• _Exercise material_:
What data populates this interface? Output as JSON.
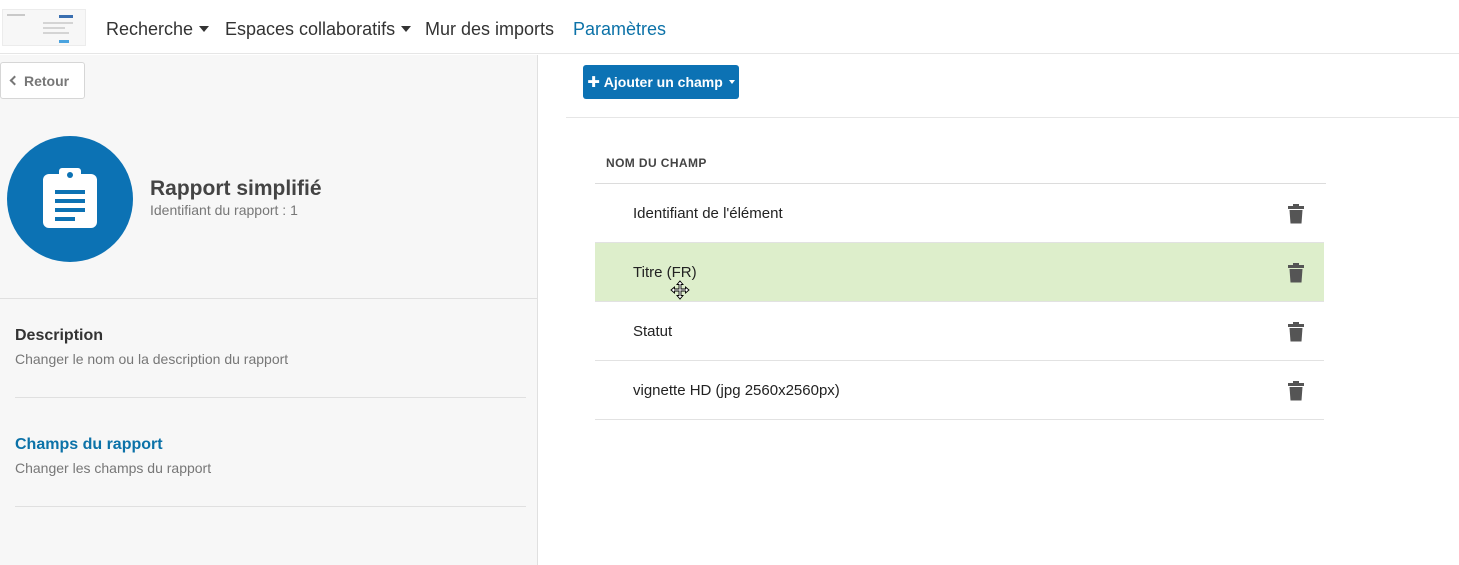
{
  "nav": {
    "items": [
      {
        "label": "Recherche",
        "has_caret": true
      },
      {
        "label": "Espaces collaboratifs",
        "has_caret": true
      },
      {
        "label": "Mur des imports",
        "has_caret": false
      },
      {
        "label": "Paramètres",
        "active": true
      }
    ]
  },
  "sidebar": {
    "back_label": "Retour",
    "report": {
      "title": "Rapport simplifié",
      "subtitle": "Identifiant du rapport : 1",
      "icon": "clipboard-icon"
    },
    "menu": [
      {
        "title": "Description",
        "desc": "Changer le nom ou la description du rapport",
        "active": false
      },
      {
        "title": "Champs du rapport",
        "desc": "Changer les champs du rapport",
        "active": true
      }
    ]
  },
  "main": {
    "add_button_label": "Ajouter un champ",
    "table": {
      "column_header": "NOM DU CHAMP",
      "rows": [
        {
          "label": "Identifiant de l'élément",
          "highlighted": false
        },
        {
          "label": "Titre (FR)",
          "highlighted": true
        },
        {
          "label": "Statut",
          "highlighted": false
        },
        {
          "label": "vignette HD (jpg 2560x2560px)",
          "highlighted": false
        }
      ]
    }
  },
  "colors": {
    "accent": "#0c72b4",
    "highlight_row": "#ddeecb"
  }
}
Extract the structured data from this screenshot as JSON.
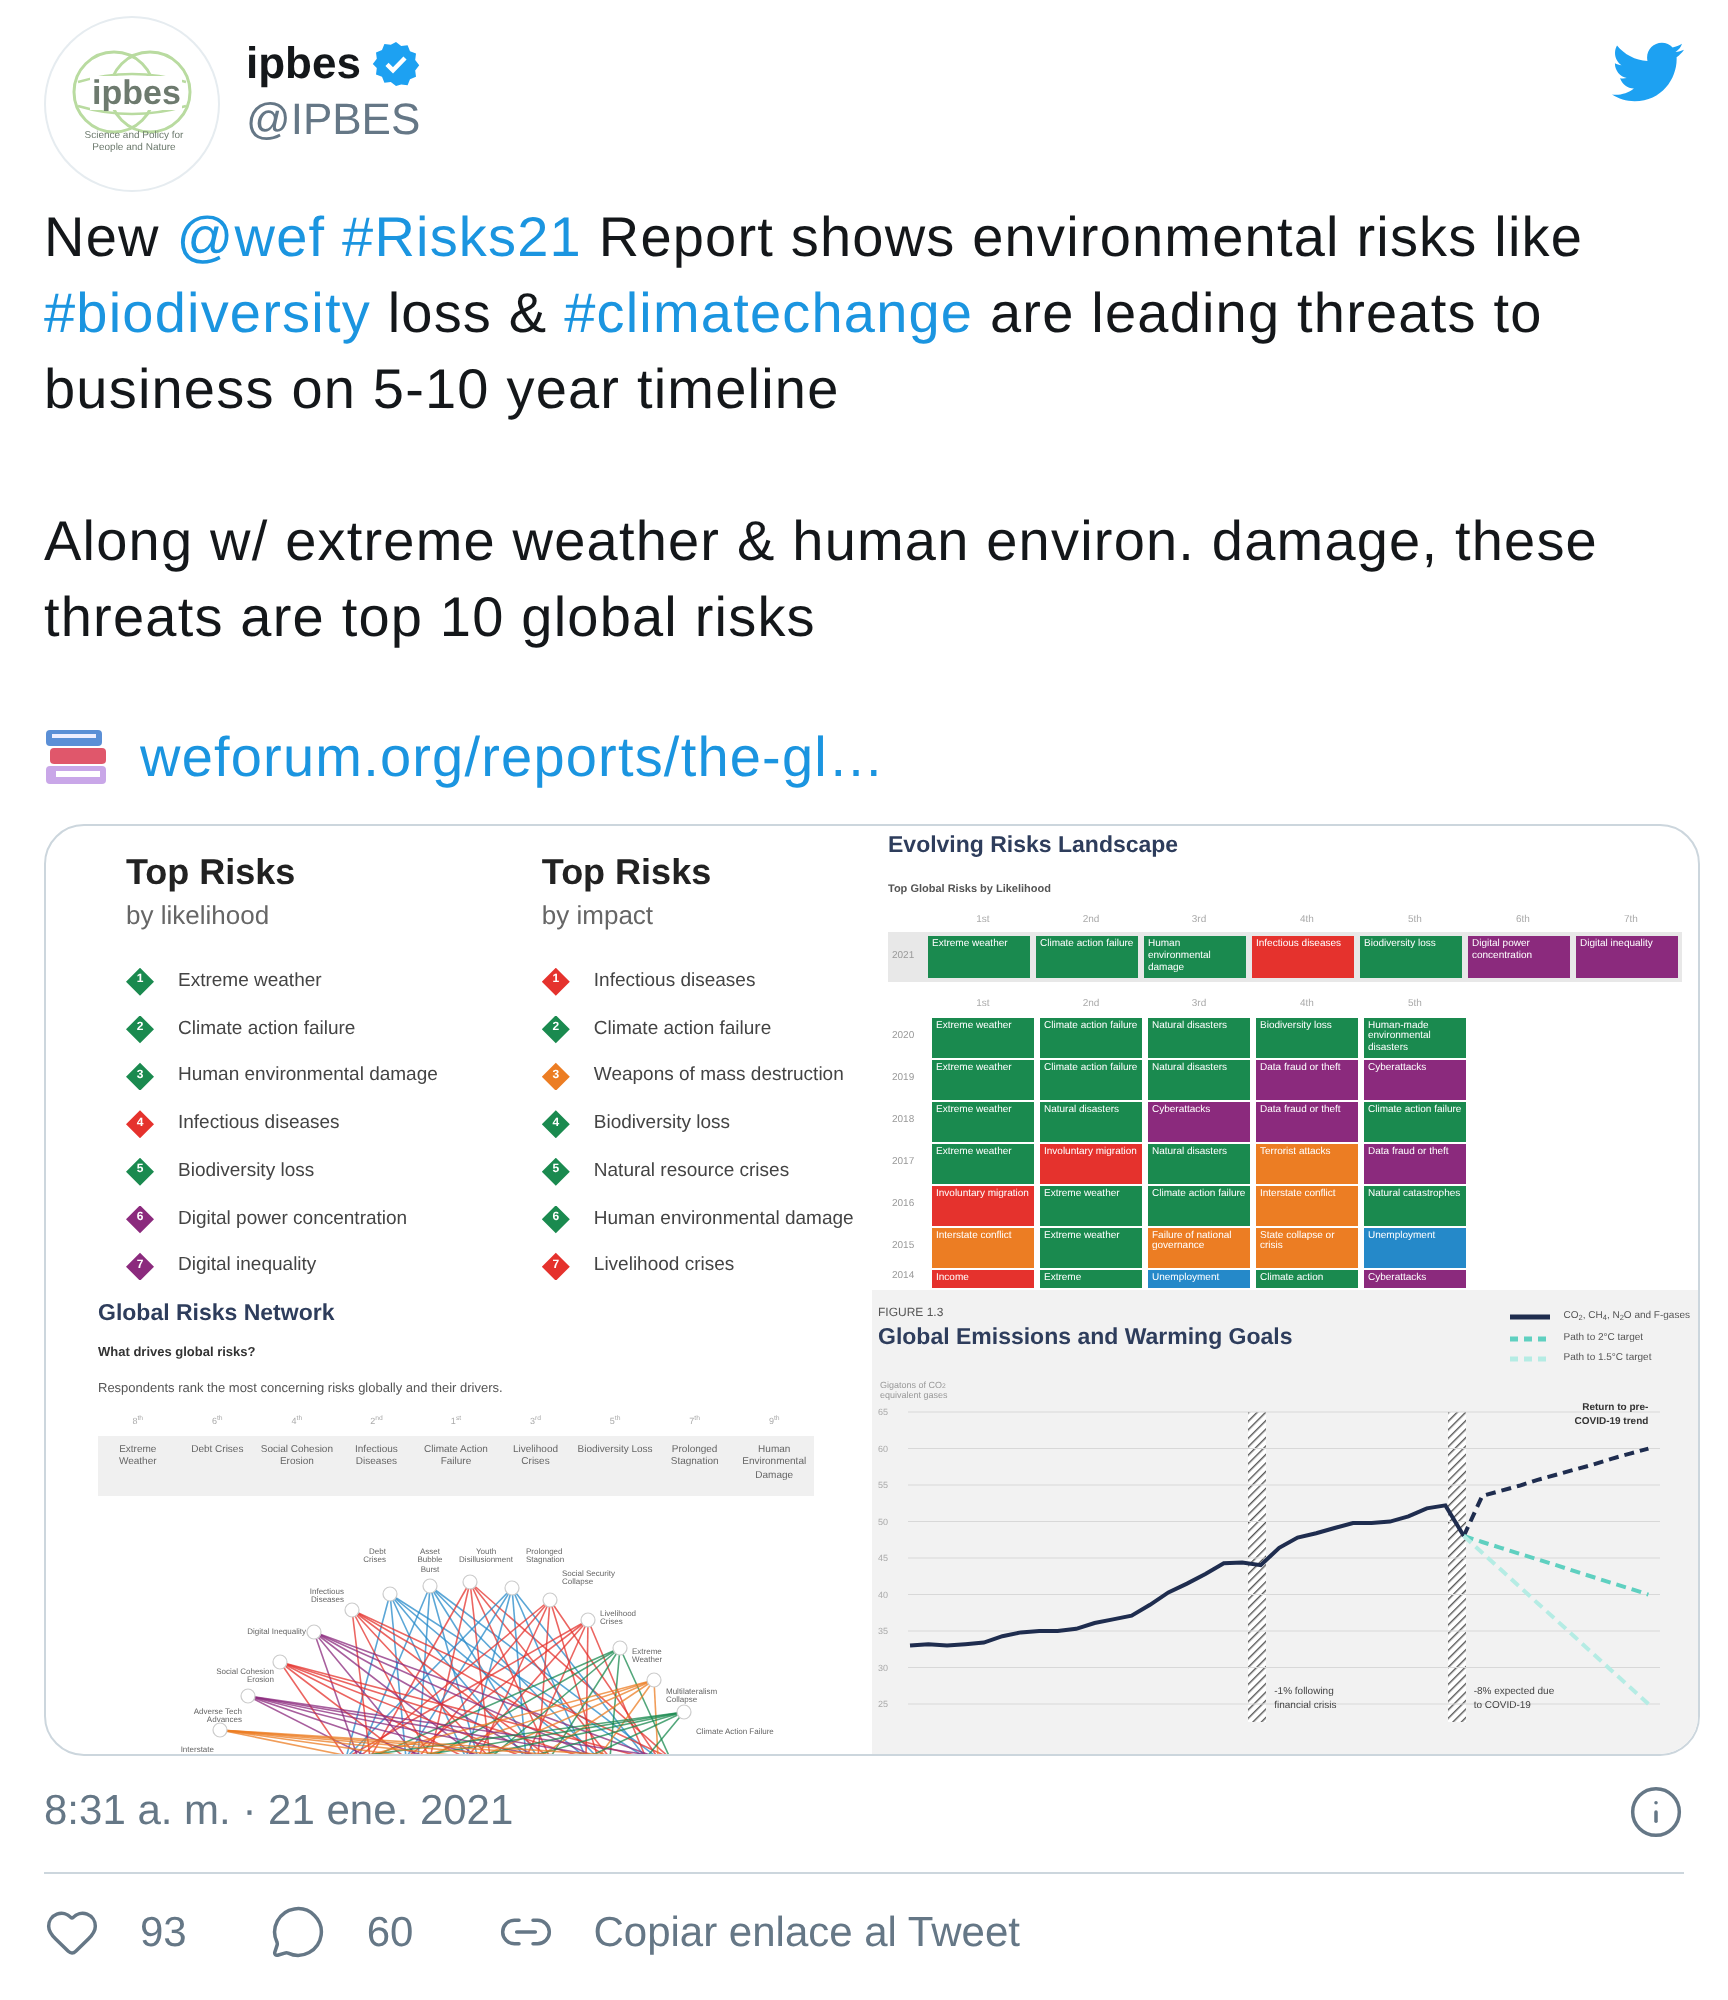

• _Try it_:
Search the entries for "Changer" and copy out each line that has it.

• _Final answer_:
        "desc": "Changer le nom ou la description du rapport",
        "desc": "Changer les champs du rapport",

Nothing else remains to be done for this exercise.